::: Dataset records

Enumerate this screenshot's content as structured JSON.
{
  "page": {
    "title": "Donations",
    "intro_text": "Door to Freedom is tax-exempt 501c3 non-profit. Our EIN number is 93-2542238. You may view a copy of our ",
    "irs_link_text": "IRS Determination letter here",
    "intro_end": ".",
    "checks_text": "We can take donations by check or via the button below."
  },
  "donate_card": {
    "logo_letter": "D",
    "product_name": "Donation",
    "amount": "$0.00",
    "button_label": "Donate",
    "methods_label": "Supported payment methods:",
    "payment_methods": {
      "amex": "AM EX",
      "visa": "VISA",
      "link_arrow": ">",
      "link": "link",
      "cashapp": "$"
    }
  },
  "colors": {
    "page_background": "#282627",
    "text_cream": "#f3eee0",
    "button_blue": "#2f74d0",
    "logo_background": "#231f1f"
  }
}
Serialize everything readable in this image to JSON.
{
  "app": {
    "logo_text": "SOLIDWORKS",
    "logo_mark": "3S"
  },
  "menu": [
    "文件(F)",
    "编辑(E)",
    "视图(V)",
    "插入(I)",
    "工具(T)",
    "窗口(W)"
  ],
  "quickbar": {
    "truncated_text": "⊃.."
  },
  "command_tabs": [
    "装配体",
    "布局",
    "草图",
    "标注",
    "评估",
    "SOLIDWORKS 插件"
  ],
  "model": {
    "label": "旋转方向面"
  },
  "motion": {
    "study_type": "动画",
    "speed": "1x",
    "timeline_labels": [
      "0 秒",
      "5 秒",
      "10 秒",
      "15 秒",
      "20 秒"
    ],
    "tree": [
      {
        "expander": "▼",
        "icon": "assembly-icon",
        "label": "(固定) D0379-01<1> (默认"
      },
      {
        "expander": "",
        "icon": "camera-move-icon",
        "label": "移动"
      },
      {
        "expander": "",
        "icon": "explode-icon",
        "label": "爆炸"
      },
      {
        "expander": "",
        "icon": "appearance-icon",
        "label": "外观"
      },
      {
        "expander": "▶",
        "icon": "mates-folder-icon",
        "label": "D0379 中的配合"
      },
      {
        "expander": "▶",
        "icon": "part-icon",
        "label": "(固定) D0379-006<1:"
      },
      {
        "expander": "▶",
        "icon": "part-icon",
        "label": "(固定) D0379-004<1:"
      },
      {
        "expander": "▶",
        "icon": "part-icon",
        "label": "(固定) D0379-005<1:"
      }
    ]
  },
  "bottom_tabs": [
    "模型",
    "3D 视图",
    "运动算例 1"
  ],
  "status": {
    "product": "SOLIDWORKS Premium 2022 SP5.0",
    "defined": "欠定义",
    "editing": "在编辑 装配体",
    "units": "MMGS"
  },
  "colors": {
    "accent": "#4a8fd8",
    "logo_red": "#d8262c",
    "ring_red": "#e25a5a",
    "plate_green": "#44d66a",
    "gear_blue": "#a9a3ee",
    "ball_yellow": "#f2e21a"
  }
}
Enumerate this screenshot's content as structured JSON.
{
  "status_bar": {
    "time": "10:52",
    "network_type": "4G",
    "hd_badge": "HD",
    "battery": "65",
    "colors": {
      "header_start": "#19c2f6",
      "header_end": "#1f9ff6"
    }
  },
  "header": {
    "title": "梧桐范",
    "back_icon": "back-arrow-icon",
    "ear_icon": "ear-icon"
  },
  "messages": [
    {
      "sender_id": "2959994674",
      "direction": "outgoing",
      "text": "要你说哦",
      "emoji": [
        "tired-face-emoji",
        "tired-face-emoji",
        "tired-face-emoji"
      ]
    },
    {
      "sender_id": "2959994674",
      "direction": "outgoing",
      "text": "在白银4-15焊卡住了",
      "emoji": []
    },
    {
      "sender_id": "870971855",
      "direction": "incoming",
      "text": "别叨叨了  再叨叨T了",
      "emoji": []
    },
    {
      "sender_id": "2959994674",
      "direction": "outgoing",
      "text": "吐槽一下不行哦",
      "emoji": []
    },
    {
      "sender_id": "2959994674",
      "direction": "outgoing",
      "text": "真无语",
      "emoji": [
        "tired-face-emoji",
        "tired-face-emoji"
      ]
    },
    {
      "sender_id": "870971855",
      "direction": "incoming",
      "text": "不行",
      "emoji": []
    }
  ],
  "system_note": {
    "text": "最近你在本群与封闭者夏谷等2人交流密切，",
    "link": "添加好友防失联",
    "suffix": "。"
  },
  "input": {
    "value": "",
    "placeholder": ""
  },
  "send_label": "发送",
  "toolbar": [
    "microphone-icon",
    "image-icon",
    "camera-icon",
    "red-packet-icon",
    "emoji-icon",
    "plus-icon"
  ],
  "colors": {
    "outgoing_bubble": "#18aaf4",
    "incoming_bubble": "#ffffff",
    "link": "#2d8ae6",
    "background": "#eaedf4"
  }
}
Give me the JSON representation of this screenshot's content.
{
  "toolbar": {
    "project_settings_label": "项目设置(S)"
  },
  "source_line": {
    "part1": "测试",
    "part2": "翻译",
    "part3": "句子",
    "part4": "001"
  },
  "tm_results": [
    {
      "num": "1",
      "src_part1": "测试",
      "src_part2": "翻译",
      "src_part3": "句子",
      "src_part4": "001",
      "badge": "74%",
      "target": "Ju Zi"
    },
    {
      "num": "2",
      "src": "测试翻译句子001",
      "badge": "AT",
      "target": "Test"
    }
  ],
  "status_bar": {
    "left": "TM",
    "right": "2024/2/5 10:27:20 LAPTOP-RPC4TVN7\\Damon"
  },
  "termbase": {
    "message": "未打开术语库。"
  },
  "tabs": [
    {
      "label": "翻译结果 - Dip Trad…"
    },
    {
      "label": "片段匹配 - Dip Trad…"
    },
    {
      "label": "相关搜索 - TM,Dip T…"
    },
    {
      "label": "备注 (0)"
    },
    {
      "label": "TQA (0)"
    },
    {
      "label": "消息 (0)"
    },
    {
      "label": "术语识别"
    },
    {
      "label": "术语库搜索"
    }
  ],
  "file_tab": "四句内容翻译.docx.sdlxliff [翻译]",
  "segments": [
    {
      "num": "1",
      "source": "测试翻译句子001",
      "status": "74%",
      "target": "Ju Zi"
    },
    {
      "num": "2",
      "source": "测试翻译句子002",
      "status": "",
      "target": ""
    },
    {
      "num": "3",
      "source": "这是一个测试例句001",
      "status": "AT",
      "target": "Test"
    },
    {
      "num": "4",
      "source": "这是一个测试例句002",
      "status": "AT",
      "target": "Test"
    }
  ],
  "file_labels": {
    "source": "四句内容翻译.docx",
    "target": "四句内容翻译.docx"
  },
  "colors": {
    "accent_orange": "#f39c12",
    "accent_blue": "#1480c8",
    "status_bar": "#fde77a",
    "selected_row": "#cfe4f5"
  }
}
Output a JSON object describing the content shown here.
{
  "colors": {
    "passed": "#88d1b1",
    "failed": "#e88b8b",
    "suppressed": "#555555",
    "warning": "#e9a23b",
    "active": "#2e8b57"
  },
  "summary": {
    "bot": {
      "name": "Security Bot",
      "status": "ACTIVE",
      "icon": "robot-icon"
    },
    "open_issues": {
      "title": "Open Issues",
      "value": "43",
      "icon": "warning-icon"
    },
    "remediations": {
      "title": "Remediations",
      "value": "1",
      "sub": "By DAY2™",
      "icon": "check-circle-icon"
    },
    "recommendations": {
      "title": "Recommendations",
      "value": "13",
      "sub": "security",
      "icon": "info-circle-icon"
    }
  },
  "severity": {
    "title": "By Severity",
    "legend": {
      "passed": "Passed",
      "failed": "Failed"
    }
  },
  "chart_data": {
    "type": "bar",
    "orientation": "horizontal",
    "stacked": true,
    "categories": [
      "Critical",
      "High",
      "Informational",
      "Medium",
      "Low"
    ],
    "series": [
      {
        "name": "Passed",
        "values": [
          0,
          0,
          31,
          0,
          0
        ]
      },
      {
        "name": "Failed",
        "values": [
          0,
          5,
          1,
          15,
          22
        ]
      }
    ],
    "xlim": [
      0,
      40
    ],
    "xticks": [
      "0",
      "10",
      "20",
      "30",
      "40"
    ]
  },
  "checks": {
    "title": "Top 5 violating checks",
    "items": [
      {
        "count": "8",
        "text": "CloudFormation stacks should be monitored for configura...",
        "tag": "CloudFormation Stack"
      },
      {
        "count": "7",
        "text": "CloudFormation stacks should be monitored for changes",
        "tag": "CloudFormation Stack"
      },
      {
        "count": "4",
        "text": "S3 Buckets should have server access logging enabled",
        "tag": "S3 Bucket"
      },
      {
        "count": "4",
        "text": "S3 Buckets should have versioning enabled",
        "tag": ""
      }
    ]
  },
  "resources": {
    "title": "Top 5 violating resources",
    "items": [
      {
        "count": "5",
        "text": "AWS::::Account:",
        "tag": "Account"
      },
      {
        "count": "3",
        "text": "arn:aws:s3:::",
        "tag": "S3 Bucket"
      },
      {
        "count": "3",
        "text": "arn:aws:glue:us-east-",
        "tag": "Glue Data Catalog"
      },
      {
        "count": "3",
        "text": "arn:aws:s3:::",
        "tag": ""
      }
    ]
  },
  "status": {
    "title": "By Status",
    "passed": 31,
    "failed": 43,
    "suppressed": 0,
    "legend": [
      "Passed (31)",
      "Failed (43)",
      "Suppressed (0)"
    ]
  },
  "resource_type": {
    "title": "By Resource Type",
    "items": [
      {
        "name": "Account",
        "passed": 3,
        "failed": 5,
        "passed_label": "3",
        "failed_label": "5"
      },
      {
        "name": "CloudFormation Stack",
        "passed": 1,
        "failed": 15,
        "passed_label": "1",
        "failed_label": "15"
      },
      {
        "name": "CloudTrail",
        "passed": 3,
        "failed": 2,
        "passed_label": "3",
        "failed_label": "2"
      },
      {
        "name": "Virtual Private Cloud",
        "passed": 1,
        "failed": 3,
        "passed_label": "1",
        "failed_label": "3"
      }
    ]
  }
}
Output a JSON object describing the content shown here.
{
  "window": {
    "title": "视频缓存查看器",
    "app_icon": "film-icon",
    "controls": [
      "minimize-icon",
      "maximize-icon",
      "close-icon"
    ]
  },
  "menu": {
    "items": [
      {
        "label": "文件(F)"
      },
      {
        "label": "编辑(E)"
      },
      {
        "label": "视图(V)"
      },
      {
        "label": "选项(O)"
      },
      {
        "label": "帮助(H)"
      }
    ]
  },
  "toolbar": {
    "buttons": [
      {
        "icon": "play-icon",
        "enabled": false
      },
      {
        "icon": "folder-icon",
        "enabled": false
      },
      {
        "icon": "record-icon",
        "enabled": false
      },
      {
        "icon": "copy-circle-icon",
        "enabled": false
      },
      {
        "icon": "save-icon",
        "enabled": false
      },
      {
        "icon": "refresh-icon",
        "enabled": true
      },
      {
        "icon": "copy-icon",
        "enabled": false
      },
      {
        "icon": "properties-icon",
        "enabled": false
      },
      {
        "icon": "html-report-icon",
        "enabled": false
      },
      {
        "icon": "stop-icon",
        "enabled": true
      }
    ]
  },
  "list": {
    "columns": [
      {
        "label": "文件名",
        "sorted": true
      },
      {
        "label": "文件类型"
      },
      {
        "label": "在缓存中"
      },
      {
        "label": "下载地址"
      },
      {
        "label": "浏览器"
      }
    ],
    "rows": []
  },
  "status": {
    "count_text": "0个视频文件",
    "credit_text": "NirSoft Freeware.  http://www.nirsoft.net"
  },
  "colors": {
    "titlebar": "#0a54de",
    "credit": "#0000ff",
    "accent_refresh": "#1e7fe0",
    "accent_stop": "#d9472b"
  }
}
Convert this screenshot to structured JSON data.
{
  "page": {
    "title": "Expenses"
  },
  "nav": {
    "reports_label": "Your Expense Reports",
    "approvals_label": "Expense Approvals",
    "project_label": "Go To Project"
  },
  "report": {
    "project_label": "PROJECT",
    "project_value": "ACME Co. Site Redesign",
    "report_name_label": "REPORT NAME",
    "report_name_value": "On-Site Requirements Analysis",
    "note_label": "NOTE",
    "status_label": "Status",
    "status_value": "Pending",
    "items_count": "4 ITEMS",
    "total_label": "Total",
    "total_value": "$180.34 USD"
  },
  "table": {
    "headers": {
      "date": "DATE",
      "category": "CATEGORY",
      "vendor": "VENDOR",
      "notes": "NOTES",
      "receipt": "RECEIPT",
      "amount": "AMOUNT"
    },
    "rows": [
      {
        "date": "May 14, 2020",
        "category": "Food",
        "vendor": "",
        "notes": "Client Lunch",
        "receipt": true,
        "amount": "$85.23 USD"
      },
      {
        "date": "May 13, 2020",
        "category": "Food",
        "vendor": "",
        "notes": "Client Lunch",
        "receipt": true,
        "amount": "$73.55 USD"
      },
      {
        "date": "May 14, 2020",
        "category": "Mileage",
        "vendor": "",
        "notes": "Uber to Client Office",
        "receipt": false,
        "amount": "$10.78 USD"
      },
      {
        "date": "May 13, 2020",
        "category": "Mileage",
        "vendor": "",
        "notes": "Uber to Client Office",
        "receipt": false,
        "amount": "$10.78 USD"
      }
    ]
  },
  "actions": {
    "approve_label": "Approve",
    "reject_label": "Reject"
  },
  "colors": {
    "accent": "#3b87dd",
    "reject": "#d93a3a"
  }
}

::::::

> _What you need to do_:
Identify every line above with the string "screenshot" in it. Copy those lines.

> _Solution below_:
Enumerate this screenshot's content as structured JSON.
Enumerate this screenshot's content as structured JSON.
Give me the JSON representation of this screenshot's content.
Convert this screenshot to structured JSON data.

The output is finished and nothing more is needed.